This mishap points up the inherent differences between theatre and theatre on TV. The latter is a hybrid, and it seeks to capitalise on the the ever-dwindling phenomenon of so-called ‘appointment television’: live programming that must be watched as it airs.

When it comes to sports, such as the Super Bowl this Sunday, or awards programmes like the Oscars, part of the excitement of being live is that truly no one knows what is going to happen.

Theatre thrives on immediacy and presence, yet it’s all about being able to do the same thing night after night, week after week, consistently and reliably. So how live must it be on TV?

At a regular theatre event, if there’s a scenic glitch, the show pauses and ideally restarts. If an actor is injured or ill, there’s someone ready to take their place, unless it’s a situation on the scale of an actor’s fall during a preview of Spider-Man: Turn Off The Dark in 2010. But TV isn’t prepared for that level of uncertainty, unless it wants to become cruelly exploitative.

In theatre, if an actor is injured or ill, there’s someone ready to take their place. But TV isn’t prepared for that level of uncertainty, unless it wants to become cruelly exploitative

With the recent trend of live theatre on TV, the goal is to capture spontaneity, but not too much. Very late in the broadcast of Grease, a golf-cart risked tipping over, providing a frisson of danger. But if it had actually happened, it’s all anyone would have remembered. Whatever one makes of the various live broadcasts, including The Sound of Music [2], The Wiz, and Jesus Christ Superstar, there haven’t been any onscreen calamities.

With TV and film, we certainly hear about actors sustaining injuries on set, and filming is reshuffled accordingly.

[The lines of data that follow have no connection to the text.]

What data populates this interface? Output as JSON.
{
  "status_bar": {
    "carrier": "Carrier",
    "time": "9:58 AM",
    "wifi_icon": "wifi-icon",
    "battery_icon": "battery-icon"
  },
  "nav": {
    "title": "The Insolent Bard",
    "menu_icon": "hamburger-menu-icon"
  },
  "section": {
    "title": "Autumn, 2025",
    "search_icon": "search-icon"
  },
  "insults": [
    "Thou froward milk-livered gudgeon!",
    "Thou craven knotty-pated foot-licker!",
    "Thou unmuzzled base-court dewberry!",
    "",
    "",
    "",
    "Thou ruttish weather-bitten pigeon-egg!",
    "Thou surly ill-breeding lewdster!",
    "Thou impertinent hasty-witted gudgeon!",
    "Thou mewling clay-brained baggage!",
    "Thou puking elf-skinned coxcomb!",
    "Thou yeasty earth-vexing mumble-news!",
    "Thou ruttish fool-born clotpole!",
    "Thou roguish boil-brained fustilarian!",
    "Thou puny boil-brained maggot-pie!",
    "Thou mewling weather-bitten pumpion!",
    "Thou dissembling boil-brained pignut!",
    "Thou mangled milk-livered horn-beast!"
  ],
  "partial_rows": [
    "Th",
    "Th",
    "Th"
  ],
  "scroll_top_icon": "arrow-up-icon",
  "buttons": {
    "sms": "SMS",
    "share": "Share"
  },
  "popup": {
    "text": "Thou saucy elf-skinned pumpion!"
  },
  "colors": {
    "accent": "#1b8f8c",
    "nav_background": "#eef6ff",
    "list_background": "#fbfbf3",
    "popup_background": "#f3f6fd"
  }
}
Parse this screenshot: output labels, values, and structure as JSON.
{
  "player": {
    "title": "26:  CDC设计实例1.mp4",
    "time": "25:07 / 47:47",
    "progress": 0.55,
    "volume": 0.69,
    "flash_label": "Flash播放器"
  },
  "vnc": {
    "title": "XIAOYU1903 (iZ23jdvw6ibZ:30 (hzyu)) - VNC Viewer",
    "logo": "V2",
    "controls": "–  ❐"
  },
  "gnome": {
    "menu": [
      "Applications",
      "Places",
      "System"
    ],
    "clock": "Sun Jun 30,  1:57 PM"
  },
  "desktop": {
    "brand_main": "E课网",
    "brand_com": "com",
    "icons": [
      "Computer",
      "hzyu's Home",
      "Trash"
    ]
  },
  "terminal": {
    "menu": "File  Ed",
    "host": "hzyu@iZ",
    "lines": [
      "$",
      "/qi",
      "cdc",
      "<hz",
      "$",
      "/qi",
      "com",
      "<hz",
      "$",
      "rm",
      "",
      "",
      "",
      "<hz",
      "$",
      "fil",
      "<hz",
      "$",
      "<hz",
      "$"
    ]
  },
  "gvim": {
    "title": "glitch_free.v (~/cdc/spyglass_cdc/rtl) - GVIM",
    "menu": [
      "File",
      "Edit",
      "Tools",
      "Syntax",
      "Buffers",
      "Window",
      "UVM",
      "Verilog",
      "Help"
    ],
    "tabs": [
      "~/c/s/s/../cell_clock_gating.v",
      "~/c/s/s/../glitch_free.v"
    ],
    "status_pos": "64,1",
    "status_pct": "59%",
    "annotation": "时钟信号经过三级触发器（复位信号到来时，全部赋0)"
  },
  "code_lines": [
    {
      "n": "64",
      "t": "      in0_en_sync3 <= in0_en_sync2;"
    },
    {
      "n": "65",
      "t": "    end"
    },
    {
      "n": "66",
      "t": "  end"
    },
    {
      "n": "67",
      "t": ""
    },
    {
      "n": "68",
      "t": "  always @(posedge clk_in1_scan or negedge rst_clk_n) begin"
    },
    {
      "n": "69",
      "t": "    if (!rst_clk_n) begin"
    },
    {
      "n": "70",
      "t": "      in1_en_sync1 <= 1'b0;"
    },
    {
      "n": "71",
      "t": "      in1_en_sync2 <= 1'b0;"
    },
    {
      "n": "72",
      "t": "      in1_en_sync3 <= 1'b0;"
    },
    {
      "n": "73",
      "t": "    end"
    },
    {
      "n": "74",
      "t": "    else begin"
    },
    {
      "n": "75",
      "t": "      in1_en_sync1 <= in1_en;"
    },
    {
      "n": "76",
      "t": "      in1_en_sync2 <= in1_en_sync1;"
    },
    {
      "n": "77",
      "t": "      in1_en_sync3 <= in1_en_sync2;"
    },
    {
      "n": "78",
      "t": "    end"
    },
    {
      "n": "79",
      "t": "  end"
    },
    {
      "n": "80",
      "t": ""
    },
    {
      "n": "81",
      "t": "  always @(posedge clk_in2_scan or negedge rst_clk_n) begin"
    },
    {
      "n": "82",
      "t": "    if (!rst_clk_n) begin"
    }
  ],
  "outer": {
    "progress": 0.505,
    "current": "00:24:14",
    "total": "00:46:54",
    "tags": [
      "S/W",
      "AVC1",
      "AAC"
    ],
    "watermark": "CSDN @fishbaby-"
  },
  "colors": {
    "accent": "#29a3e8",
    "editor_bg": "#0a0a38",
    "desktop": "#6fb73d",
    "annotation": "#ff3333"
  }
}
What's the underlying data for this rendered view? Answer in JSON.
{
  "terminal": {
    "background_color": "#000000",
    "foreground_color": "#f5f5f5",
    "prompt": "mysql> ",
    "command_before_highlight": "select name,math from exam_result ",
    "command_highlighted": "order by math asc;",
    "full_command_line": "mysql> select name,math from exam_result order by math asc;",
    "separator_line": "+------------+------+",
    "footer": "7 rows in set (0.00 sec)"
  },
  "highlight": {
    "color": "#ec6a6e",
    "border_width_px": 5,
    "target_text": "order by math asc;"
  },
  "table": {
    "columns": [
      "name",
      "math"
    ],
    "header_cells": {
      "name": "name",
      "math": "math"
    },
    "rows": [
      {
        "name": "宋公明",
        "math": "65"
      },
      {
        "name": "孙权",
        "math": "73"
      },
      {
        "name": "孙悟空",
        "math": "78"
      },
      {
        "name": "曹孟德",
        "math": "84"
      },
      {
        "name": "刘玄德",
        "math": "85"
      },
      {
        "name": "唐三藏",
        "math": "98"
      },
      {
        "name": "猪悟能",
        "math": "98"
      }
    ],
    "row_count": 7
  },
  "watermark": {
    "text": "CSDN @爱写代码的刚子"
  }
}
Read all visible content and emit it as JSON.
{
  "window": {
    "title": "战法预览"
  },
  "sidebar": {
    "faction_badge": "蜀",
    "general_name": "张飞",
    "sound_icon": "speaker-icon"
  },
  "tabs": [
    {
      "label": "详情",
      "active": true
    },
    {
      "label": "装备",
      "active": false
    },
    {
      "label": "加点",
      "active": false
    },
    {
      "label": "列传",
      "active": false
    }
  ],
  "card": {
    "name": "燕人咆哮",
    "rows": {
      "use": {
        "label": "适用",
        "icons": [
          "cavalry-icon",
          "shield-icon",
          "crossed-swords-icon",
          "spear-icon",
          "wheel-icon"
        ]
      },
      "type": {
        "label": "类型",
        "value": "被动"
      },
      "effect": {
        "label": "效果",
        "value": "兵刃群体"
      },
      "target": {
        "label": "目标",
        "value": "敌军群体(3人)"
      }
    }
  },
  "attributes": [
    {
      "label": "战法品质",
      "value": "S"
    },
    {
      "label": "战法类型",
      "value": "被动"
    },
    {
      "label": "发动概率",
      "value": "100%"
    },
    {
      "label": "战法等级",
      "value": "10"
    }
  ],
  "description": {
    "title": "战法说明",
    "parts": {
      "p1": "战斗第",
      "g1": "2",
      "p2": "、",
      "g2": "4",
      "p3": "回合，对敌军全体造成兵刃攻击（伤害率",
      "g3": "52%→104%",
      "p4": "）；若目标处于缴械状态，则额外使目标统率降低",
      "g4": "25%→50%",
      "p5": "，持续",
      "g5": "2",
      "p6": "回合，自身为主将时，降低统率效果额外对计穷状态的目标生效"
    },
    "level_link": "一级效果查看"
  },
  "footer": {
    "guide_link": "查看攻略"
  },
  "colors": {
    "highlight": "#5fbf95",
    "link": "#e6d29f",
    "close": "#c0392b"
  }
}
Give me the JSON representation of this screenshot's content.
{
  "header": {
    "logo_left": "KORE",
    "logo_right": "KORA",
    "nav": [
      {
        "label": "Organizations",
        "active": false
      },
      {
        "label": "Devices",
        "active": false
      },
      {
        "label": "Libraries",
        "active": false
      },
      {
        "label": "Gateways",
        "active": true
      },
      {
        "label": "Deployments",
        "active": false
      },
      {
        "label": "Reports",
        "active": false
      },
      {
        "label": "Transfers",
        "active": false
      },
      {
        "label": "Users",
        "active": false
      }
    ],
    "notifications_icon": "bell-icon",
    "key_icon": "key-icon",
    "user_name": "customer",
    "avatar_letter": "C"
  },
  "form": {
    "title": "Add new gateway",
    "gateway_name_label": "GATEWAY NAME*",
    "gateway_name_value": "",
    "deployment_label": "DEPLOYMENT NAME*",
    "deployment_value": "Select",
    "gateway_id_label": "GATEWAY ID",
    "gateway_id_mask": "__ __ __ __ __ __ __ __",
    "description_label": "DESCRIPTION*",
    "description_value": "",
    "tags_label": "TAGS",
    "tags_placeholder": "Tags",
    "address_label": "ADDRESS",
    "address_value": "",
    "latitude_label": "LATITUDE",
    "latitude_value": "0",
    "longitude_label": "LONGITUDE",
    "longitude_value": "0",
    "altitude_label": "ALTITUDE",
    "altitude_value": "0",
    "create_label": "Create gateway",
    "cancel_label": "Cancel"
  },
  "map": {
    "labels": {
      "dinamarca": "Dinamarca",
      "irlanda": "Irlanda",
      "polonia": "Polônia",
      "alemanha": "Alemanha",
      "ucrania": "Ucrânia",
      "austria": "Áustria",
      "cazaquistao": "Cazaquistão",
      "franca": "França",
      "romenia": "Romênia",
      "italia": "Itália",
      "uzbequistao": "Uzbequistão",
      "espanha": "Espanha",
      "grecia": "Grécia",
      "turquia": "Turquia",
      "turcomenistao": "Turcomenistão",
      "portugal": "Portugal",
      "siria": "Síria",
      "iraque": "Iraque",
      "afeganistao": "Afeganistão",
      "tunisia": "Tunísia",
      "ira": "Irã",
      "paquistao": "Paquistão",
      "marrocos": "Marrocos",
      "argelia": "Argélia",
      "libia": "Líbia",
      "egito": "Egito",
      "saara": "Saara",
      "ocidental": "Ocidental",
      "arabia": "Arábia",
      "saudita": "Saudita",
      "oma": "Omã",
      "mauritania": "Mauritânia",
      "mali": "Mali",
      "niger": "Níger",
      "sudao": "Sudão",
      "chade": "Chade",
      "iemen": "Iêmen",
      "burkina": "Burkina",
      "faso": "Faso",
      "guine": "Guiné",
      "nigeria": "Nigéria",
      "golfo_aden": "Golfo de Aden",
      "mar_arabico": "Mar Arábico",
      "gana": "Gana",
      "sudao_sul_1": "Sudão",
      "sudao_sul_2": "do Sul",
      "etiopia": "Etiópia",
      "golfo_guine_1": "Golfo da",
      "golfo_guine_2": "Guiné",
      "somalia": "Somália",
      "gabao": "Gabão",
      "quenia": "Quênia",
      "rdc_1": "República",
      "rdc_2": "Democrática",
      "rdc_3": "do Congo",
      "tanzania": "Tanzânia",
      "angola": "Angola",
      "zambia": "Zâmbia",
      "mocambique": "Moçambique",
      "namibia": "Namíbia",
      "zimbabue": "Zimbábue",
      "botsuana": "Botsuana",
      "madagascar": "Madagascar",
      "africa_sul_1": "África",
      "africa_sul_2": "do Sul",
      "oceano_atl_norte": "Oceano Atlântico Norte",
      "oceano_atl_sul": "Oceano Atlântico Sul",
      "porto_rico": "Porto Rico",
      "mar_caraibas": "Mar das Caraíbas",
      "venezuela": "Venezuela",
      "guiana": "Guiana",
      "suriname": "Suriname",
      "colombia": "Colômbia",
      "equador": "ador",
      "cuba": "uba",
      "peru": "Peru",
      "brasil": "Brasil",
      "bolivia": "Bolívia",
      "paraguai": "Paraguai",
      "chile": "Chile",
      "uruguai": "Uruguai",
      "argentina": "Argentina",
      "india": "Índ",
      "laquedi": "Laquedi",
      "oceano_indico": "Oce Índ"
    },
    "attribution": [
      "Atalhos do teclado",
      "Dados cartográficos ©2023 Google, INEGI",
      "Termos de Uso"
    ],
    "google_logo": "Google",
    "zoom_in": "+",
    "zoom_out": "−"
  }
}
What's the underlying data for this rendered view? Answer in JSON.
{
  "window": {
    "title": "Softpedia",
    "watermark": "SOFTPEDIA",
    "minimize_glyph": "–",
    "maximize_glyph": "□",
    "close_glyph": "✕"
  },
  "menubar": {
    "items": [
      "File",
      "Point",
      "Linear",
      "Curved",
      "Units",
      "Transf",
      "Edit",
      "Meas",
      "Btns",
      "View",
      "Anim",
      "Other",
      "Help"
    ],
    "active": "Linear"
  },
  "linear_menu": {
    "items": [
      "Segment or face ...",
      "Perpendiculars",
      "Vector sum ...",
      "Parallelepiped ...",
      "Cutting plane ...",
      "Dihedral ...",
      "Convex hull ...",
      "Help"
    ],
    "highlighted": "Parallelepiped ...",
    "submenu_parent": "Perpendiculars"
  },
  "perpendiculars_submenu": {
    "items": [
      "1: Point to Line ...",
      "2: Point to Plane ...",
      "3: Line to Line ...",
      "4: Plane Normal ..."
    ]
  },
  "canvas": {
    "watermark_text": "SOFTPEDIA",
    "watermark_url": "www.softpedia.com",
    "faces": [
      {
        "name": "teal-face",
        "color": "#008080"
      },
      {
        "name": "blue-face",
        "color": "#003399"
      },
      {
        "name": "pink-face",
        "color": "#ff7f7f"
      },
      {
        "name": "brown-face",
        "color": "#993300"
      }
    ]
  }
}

But with live performance, there are no delays or second takes. So when that live performance is being seen not just by 1,100 people in a studio, but 3.5 million on TV, back-up plans seem essential.

By broadcasting the dress rehearsal, Fox TV was sending out a performance that, while it looked live, was not. And most people in the business know how performers, anticipating that one moment to shine, might hold back waiting for the big night, never expecting that their rehearsal performances might prove, in fact, to be that big night.

Surely no one will plan live theatre broadcasts again in quite the same way, given the lesson of Rent (it will be interesting to learn about the mid-May plans for Hair’s live broadcast version, officially announced on Monday). But since the broadcast looked live – it was revealed to viewers at the first commercial break what had happened, what they were seeing, and how the last sequences had been changed – it calls into question why musicals for TV can’t be shot live-to-tape, as outmoded technology once had it, with the opportunity for fixes and pick-ups.

To keep up energy and pressure, it could be done only hours before broadcast. That way the studio audience would still generate the needed connection between performers and fans, and the experience for the viewing audience would be essentially unchanged. A hybrid should take advantage of the best of both worlds.

But no matter what, understudies seem like a good idea, don’t they?

Howard Sherman is a New York based arts administrator and advocate. Read his latest column every Friday at thestage.co.uk/author/howard_sherman/ [3]